United States District Court, S.D. New York
Effat S. Emamian, Plaintiff,
Rockefeller University, Defendant.
OPINION & ORDER
DEBORAH A. BATTS, UNITED STATES DISTRICT JUDGE
has moved for Judgment as a Matter of Law pursuant to Rule
50(a) on Plaintiff's claims for negligence, promissory
estoppel, intentional discrimination based on race, religion,
national origin and gender, and retaliation. For the reasons
stated below, Defendant's Motion for Judgment as a Matter
of Law is GRANTED with regard to Plaintiff's negligence
claim, but DENIED on Plaintiff's claims for promissory
estoppel, intentional discrimination, and retaliation.
50(a) JMOL Standard Rule 50(a) states:
(1) In General. If a party has been fully heard on an issue
during a jury trial and the court finds that a reasonable
jury would not have a legally sufficient evidentiary basis to
find for the party on that issue, the court may:
(A) resolve the issue against the party; and
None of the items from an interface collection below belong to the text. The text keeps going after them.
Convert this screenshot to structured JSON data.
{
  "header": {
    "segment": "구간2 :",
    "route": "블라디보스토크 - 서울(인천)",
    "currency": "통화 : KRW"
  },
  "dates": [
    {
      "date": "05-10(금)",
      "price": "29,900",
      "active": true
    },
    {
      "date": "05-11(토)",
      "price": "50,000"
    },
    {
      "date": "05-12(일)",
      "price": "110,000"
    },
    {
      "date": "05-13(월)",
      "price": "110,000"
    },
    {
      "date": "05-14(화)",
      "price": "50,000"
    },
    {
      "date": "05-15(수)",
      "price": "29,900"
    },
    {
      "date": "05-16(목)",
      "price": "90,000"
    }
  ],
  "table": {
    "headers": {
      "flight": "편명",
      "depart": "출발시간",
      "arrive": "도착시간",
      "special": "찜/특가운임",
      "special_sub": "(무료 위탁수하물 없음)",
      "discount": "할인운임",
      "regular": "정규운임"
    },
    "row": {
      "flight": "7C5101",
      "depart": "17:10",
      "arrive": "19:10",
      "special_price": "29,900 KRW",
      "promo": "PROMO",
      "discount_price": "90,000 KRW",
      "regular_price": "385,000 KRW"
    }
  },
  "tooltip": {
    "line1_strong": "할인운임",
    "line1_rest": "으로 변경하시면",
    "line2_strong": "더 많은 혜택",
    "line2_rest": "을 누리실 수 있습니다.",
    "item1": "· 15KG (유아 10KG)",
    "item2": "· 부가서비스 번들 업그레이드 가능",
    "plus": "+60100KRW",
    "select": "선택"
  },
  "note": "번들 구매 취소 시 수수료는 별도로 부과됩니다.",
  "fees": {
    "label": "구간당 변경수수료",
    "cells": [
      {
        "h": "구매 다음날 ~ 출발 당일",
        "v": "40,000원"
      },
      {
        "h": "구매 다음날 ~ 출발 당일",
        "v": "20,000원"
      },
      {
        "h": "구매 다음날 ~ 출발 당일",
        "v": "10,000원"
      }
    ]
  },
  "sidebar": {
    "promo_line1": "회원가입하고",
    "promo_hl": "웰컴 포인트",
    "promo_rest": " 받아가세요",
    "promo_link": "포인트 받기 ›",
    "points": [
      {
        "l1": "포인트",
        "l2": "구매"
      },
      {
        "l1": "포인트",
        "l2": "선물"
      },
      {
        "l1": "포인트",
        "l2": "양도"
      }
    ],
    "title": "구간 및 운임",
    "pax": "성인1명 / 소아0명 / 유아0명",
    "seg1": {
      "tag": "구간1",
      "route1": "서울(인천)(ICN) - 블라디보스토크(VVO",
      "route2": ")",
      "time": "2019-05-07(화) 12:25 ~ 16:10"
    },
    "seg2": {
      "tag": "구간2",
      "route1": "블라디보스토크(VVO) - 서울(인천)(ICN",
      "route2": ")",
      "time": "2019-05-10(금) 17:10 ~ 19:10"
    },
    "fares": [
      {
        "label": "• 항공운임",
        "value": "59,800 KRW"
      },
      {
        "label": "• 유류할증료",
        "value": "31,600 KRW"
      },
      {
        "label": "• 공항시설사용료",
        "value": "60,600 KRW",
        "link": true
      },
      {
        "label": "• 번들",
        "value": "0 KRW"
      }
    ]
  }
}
(B) grant a motion for judgment as a matter of law against
the party on a claim or defense that, under the controlling
law, can be maintained or defeated only with a favorable
finding on that issue.
(2) Motion. A motion for judgment as a matter of law may be
made at any time before the case is submitted to the jury.
The motion must specify the judgment sought and the law and
facts that entitle the movant to the judgment.
Fed. R. Civ. P. 50.
considering a motion for judgment as a matter of law, the
district court “must draw all reasonable inferences in
favor of the nonmoving party, and it may not make credibility
determinations or weigh the evidence. . . . [A]lthough the
court should review the record as a whole, it must disregard
all evidence favorable to the moving party that the jury is
not required to believe.” Reeves v. Sanderson
Plumbing Prods., 530 U.S. 133, 150-51 (2000).
a court may grant a motion for judgment as a matter of law
only if it can conclude that, with credibility assessments
made against the moving party and all inferences drawn
against the moving party, a reasonable juror would have been
compelled to accept the view of the moving party.”
Zellner v. Summerlin, 494 F.3d 344, 370-71 (2d Cir.
2007) (internal quotation marks omitted).
“standard for granting summary judgment mirrors the
standard for judgment as a matter of law, such that the
inquiry under each is the same.” Reeves, 530 U.S. at
150 (internal quotation marks omitted).
New York law, to “establish a prima facie case of
negligence, a plaintiff must demonstrate (1) a duty owed by
the defendant to the plaintiff, (2) a breach thereof, and (3)
injury proximately resulting therefrom.” Solomon v.
City of New York,66 N.Y.2d 1026, 1027 (N.Y. 1985).
Plaintiff argues that Defendant acted negligently by
promising to send Dr. Emamian her mouse lines, and then
failing to do so. Defendant argues that it owed no duty to
send Dr. Emamian the mouse lines because the University owned
the mouse lines in question in the first place. Plaintiff
does not dispute the fact that the University owned the mouse
lines (at least ...